What is being asked: Word for word, reproduce the listing that follows, excluding any pictures it contains.

Input material:
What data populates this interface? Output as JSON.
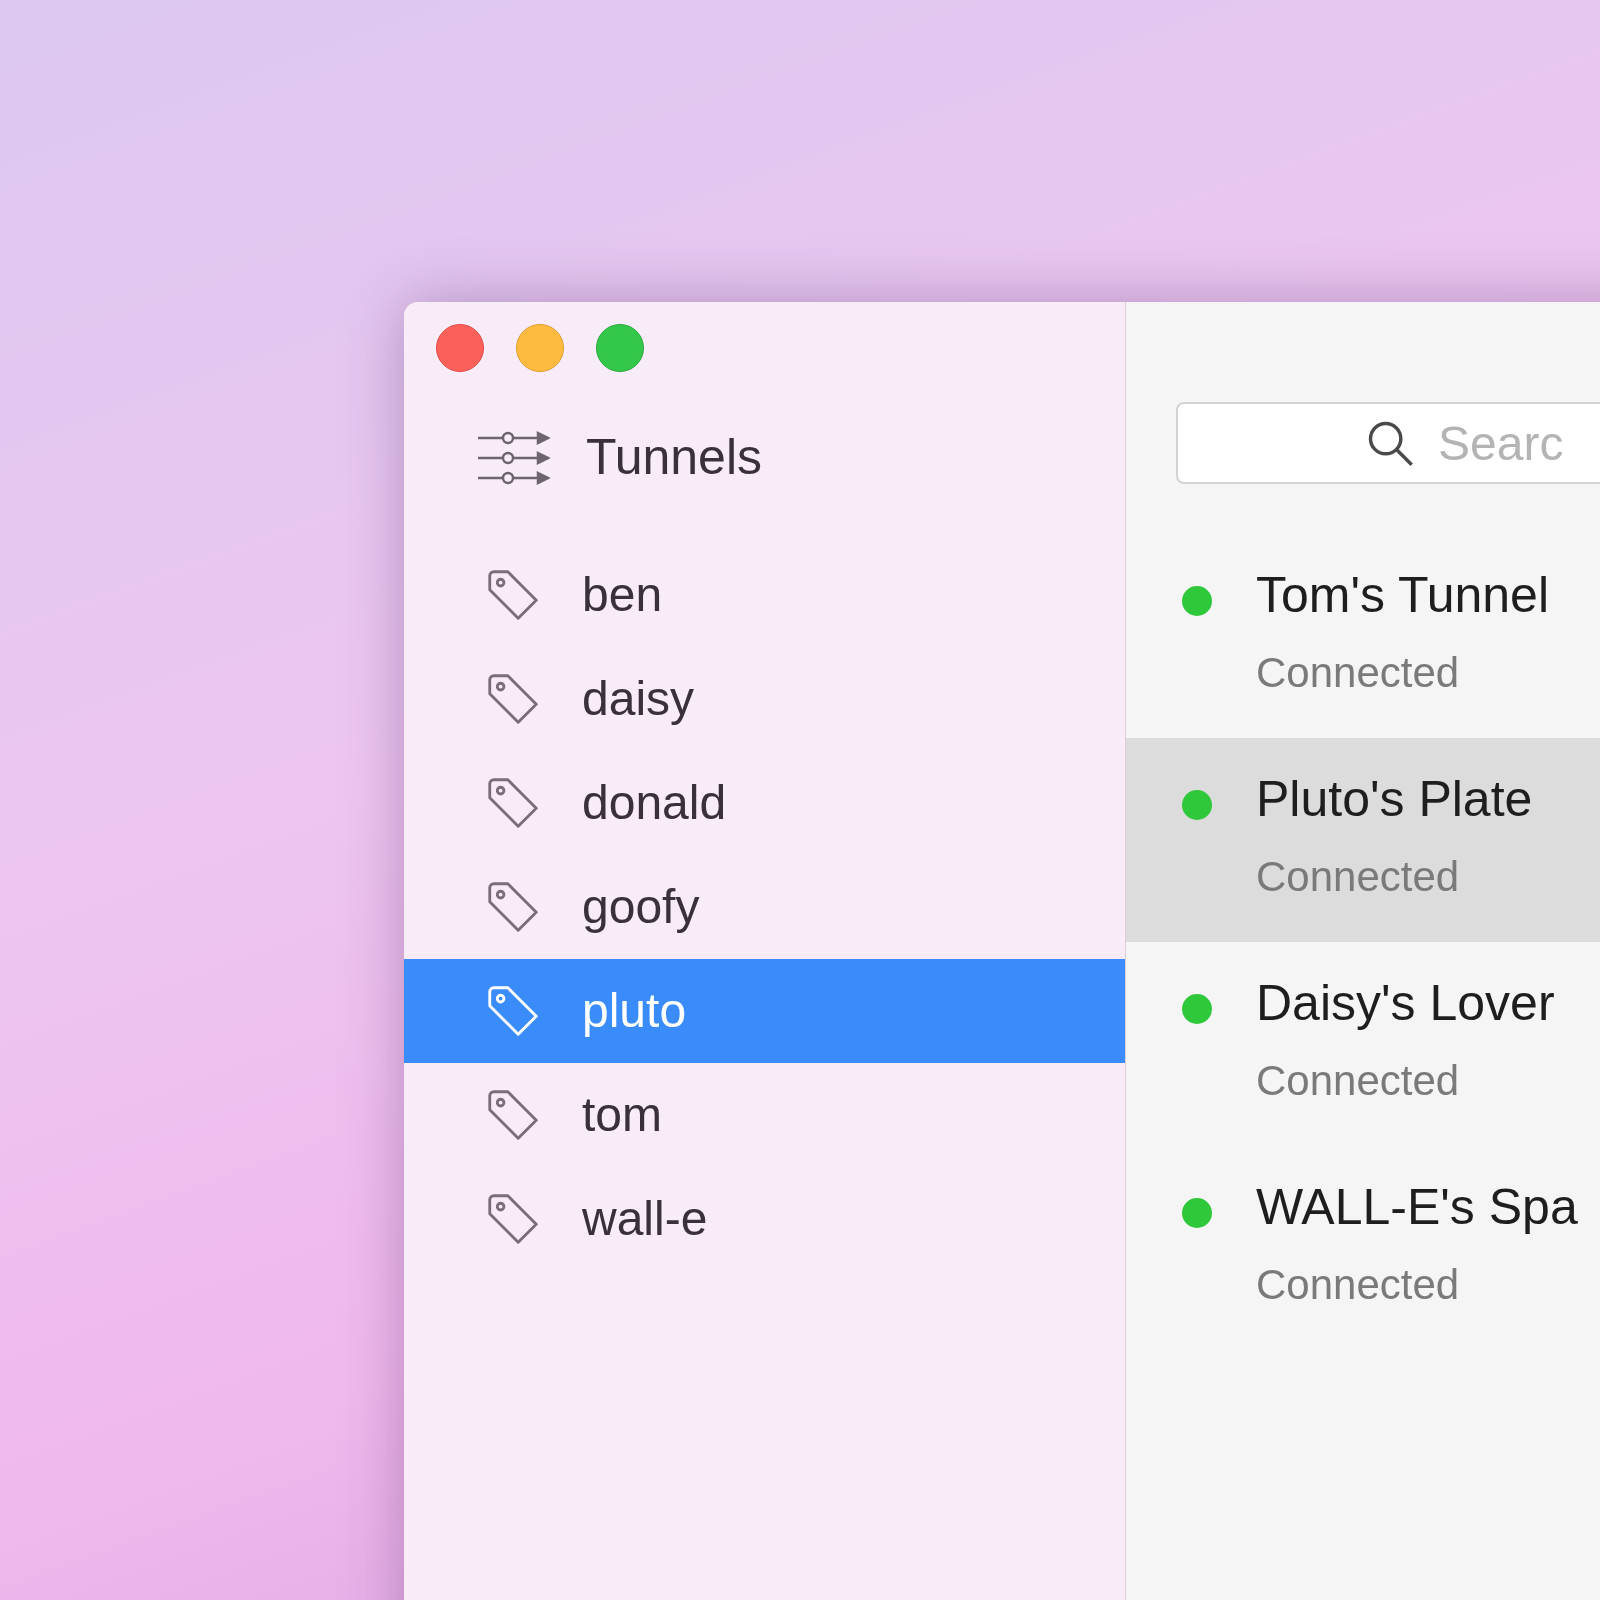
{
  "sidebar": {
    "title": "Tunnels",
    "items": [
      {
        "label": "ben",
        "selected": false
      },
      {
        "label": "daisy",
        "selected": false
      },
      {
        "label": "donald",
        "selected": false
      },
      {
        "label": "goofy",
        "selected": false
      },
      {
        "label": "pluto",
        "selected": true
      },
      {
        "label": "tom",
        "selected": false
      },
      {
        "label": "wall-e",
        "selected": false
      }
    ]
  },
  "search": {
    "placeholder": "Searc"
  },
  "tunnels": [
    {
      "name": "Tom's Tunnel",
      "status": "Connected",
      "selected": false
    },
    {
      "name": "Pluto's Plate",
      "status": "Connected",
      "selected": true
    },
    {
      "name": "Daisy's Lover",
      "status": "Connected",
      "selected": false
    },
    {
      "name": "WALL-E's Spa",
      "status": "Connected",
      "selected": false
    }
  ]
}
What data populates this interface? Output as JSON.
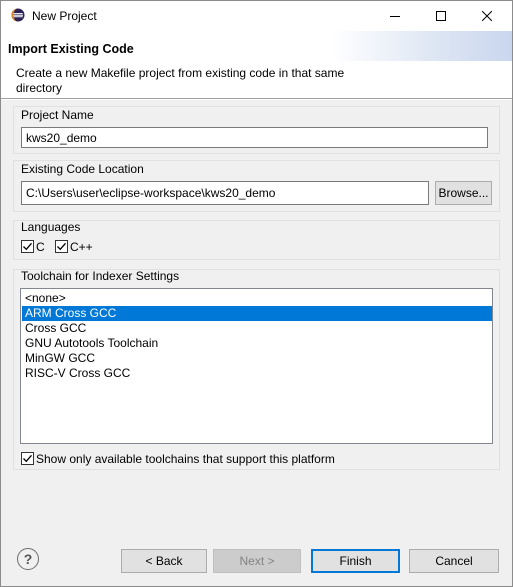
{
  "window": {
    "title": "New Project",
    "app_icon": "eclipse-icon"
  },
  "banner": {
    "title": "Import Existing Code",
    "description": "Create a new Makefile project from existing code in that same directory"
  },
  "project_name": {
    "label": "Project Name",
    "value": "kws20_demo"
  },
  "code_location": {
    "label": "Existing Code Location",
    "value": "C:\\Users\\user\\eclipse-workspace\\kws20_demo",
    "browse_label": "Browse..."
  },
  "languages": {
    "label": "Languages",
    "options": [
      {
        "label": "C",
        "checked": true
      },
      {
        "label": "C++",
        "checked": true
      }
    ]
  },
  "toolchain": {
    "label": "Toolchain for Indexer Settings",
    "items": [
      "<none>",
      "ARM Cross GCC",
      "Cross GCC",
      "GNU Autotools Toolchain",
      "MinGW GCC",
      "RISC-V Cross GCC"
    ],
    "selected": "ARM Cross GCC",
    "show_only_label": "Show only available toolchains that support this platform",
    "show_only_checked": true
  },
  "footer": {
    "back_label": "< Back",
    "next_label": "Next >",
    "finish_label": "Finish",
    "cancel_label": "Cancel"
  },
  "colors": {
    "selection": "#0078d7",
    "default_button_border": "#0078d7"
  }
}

Output below:
What data populates this interface? Output as JSON.
{
  "sidebar": {
    "title": "Tunnels",
    "items": [
      {
        "label": "ben",
        "selected": false
      },
      {
        "label": "daisy",
        "selected": false
      },
      {
        "label": "donald",
        "selected": false
      },
      {
        "label": "goofy",
        "selected": false
      },
      {
        "label": "pluto",
        "selected": true
      },
      {
        "label": "tom",
        "selected": false
      },
      {
        "label": "wall-e",
        "selected": false
      }
    ]
  },
  "search": {
    "placeholder": "Searc"
  },
  "tunnels": [
    {
      "name": "Tom's Tunnel",
      "status": "Connected",
      "selected": false
    },
    {
      "name": "Pluto's Plate",
      "status": "Connected",
      "selected": true
    },
    {
      "name": "Daisy's Lover",
      "status": "Connected",
      "selected": false
    },
    {
      "name": "WALL-E's Spa",
      "status": "Connected",
      "selected": false
    }
  ]
}
What data populates this interface? Output as JSON.
{
  "window": {
    "title": "New Project",
    "app_icon": "eclipse-icon"
  },
  "banner": {
    "title": "Import Existing Code",
    "description": "Create a new Makefile project from existing code in that same directory"
  },
  "project_name": {
    "label": "Project Name",
    "value": "kws20_demo"
  },
  "code_location": {
    "label": "Existing Code Location",
    "value": "C:\\Users\\user\\eclipse-workspace\\kws20_demo",
    "browse_label": "Browse..."
  },
  "languages": {
    "label": "Languages",
    "options": [
      {
        "label": "C",
        "checked": true
      },
      {
        "label": "C++",
        "checked": true
      }
    ]
  },
  "toolchain": {
    "label": "Toolchain for Indexer Settings",
    "items": [
      "<none>",
      "ARM Cross GCC",
      "Cross GCC",
      "GNU Autotools Toolchain",
      "MinGW GCC",
      "RISC-V Cross GCC"
    ],
    "selected": "ARM Cross GCC",
    "show_only_label": "Show only available toolchains that support this platform",
    "show_only_checked": true
  },
  "footer": {
    "back_label": "< Back",
    "next_label": "Next >",
    "finish_label": "Finish",
    "cancel_label": "Cancel"
  },
  "colors": {
    "selection": "#0078d7",
    "default_button_border": "#0078d7"
  }
}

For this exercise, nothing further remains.